While it is true that pond plants can produce oxygen for a pond, this process is reversed at night, when they deplete the pond’s oxygen supply. Furthermore, the amount of oxygen produced by such pond plants, also known as pond oxygenators, is typically insignificant when compared to the additional oxygen produced by splashing and moving the water using a pump. A pond pump is an essential piece of pond equipment if you want to master your pond’s eco-balance. This circulation of water not only has health benefits, but it also has other advantages.
Today one can find water pumps in different variations as per the needs and demands of any customers. One of the most common types is the fuel transfer pump. These pumps guarantees that the engine runs continuously, smoothly, and efficiently without interruption. The petrol pump delivers the fuel at a high pressure, allowing for efficient combustion and atomization. These pumps are utilized in a variety of other applications to transport fuel to various locations.

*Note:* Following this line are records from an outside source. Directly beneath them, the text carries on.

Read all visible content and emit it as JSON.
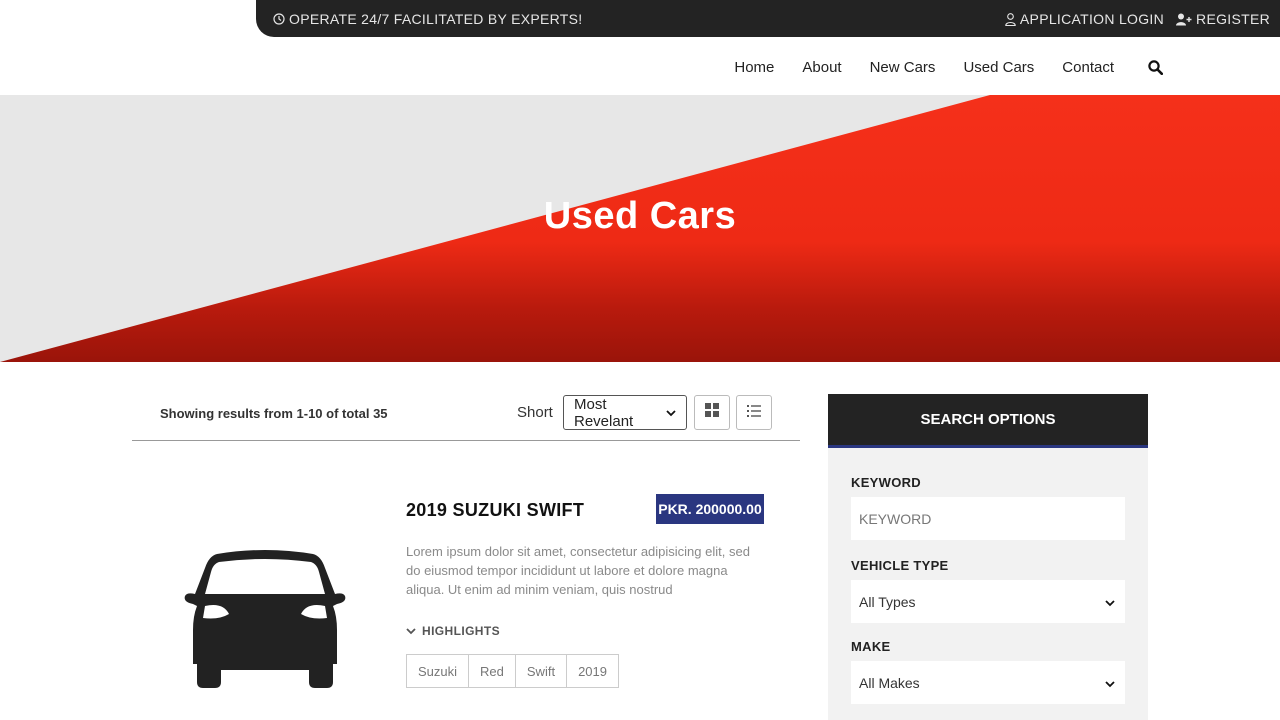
{
  "topbar": {
    "tagline": "OPERATE 24/7 FACILITATED BY EXPERTS!",
    "login": "APPLICATION LOGIN",
    "register": "REGISTER"
  },
  "nav": {
    "items": [
      "Home",
      "About",
      "New Cars",
      "Used Cars",
      "Contact"
    ]
  },
  "hero": {
    "title": "Used Cars"
  },
  "toolbar": {
    "results": "Showing results from 1-10 of total 35",
    "short_label": "Short",
    "sort_value": "Most Revelant"
  },
  "listing": {
    "title": "2019 SUZUKI SWIFT",
    "price": "PKR. 200000.00",
    "description": "Lorem ipsum dolor sit amet, consectetur adipisicing elit, sed do eiusmod tempor incididunt ut labore et dolore magna aliqua. Ut enim ad minim veniam, quis nostrud",
    "highlights_label": "HIGHLIGHTS",
    "tags": [
      "Suzuki",
      "Red",
      "Swift",
      "2019"
    ]
  },
  "search_options": {
    "title": "SEARCH OPTIONS",
    "keyword_label": "KEYWORD",
    "keyword_placeholder": "KEYWORD",
    "vehicle_type_label": "VEHICLE TYPE",
    "vehicle_type_value": "All Types",
    "make_label": "MAKE",
    "make_value": "All Makes"
  },
  "colors": {
    "brand_red": "#f5301a",
    "dark": "#232323",
    "accent_blue": "#2a3680"
  }
}
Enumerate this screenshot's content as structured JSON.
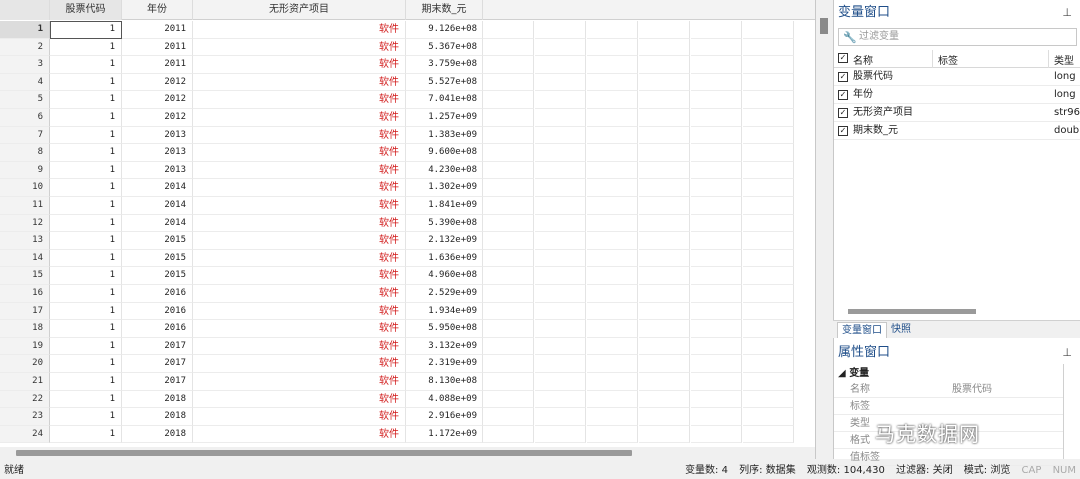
{
  "columns": [
    "股票代码",
    "年份",
    "无形资产项目",
    "期末数_元"
  ],
  "rows": [
    {
      "n": "1",
      "code": "1",
      "year": "2011",
      "item": "软件",
      "val": "9.126e+08"
    },
    {
      "n": "2",
      "code": "1",
      "year": "2011",
      "item": "软件",
      "val": "5.367e+08"
    },
    {
      "n": "3",
      "code": "1",
      "year": "2011",
      "item": "软件",
      "val": "3.759e+08"
    },
    {
      "n": "4",
      "code": "1",
      "year": "2012",
      "item": "软件",
      "val": "5.527e+08"
    },
    {
      "n": "5",
      "code": "1",
      "year": "2012",
      "item": "软件",
      "val": "7.041e+08"
    },
    {
      "n": "6",
      "code": "1",
      "year": "2012",
      "item": "软件",
      "val": "1.257e+09"
    },
    {
      "n": "7",
      "code": "1",
      "year": "2013",
      "item": "软件",
      "val": "1.383e+09"
    },
    {
      "n": "8",
      "code": "1",
      "year": "2013",
      "item": "软件",
      "val": "9.600e+08"
    },
    {
      "n": "9",
      "code": "1",
      "year": "2013",
      "item": "软件",
      "val": "4.230e+08"
    },
    {
      "n": "10",
      "code": "1",
      "year": "2014",
      "item": "软件",
      "val": "1.302e+09"
    },
    {
      "n": "11",
      "code": "1",
      "year": "2014",
      "item": "软件",
      "val": "1.841e+09"
    },
    {
      "n": "12",
      "code": "1",
      "year": "2014",
      "item": "软件",
      "val": "5.390e+08"
    },
    {
      "n": "13",
      "code": "1",
      "year": "2015",
      "item": "软件",
      "val": "2.132e+09"
    },
    {
      "n": "14",
      "code": "1",
      "year": "2015",
      "item": "软件",
      "val": "1.636e+09"
    },
    {
      "n": "15",
      "code": "1",
      "year": "2015",
      "item": "软件",
      "val": "4.960e+08"
    },
    {
      "n": "16",
      "code": "1",
      "year": "2016",
      "item": "软件",
      "val": "2.529e+09"
    },
    {
      "n": "17",
      "code": "1",
      "year": "2016",
      "item": "软件",
      "val": "1.934e+09"
    },
    {
      "n": "18",
      "code": "1",
      "year": "2016",
      "item": "软件",
      "val": "5.950e+08"
    },
    {
      "n": "19",
      "code": "1",
      "year": "2017",
      "item": "软件",
      "val": "3.132e+09"
    },
    {
      "n": "20",
      "code": "1",
      "year": "2017",
      "item": "软件",
      "val": "2.319e+09"
    },
    {
      "n": "21",
      "code": "1",
      "year": "2017",
      "item": "软件",
      "val": "8.130e+08"
    },
    {
      "n": "22",
      "code": "1",
      "year": "2018",
      "item": "软件",
      "val": "4.088e+09"
    },
    {
      "n": "23",
      "code": "1",
      "year": "2018",
      "item": "软件",
      "val": "2.916e+09"
    },
    {
      "n": "24",
      "code": "1",
      "year": "2018",
      "item": "软件",
      "val": "1.172e+09"
    }
  ],
  "var_panel": {
    "title": "变量窗口",
    "filter_placeholder": "过滤变量",
    "headers": {
      "name": "名称",
      "label": "标签",
      "type": "类型"
    },
    "vars": [
      {
        "name": "股票代码",
        "type": "long"
      },
      {
        "name": "年份",
        "type": "long"
      },
      {
        "name": "无形资产项目",
        "type": "str96"
      },
      {
        "name": "期末数_元",
        "type": "doub"
      }
    ],
    "tabs": [
      "变量窗口",
      "快照"
    ]
  },
  "prop_panel": {
    "title": "属性窗口",
    "group": "变量",
    "rows": [
      {
        "k": "名称",
        "v": "股票代码"
      },
      {
        "k": "标签",
        "v": ""
      },
      {
        "k": "类型",
        "v": ""
      },
      {
        "k": "格式",
        "v": ""
      },
      {
        "k": "值标签",
        "v": ""
      }
    ]
  },
  "watermark": "马克数据网",
  "status": {
    "left": "就绪",
    "vars": "变量数: 4",
    "order": "列序: 数据集",
    "obs": "观测数: 104,430",
    "filter": "过滤器: 关闭",
    "mode": "模式: 浏览",
    "cap": "CAP",
    "num": "NUM"
  },
  "colors": {
    "accent": "#1f4e89",
    "string_value": "#d11a1a"
  }
}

For example, the water may be pumped through a pond filter, which would sieve out any dirt particles. (Note: This procedure works best with larger ‘solids handling’ pond pumps, which can pump solid pieces of matter up to the pond filter where the dirt is collected in the pond filter medium and are commonly referred to as filter pumps.) Alternatively, pumped water can be used to construct a fountain, in which the water is propelled up through a fountainhead and into the air, creating a beautiful display. As the driven water flows back down and breaks the pond surface, a significant amount of additional oxygen is delivered to the pond using a fountain pump.
A waterfall is another approach to create an appealing natural-looking feature; the cascading water hits the pond top and provides a plentiful supply of bubbles and oxygen. It’s vital to keep in mind that several of the characteristics covered in this article can be mixed. For example, a filter pump is frequently used to push water up to a filter, and the water is then filtered and returned via a cascade. Larger fountain pumps, meanwhile, will come with a T-piece that allows the flow to be regulated between a fountain and a cascade or an ornamental spitter.
Turning it on without water could cause the engine to burn out, necessitating the purchase of a new pump. This should be avoided at all costs. Pumps are relatively low-maintenance, with the exception of the occasional cleaning of the filter cage or pond sock. Cleaning your cage or sock will allow for optimal flow and maximum suction from your pump. Why do we utilize pumps in the first place? Pumps enable us to create a beautiful, healthy, and life-sustaining aquatic ecosystem to our consumers. This enables our clients’ favorite fish and plants to thrive and live to their full potential.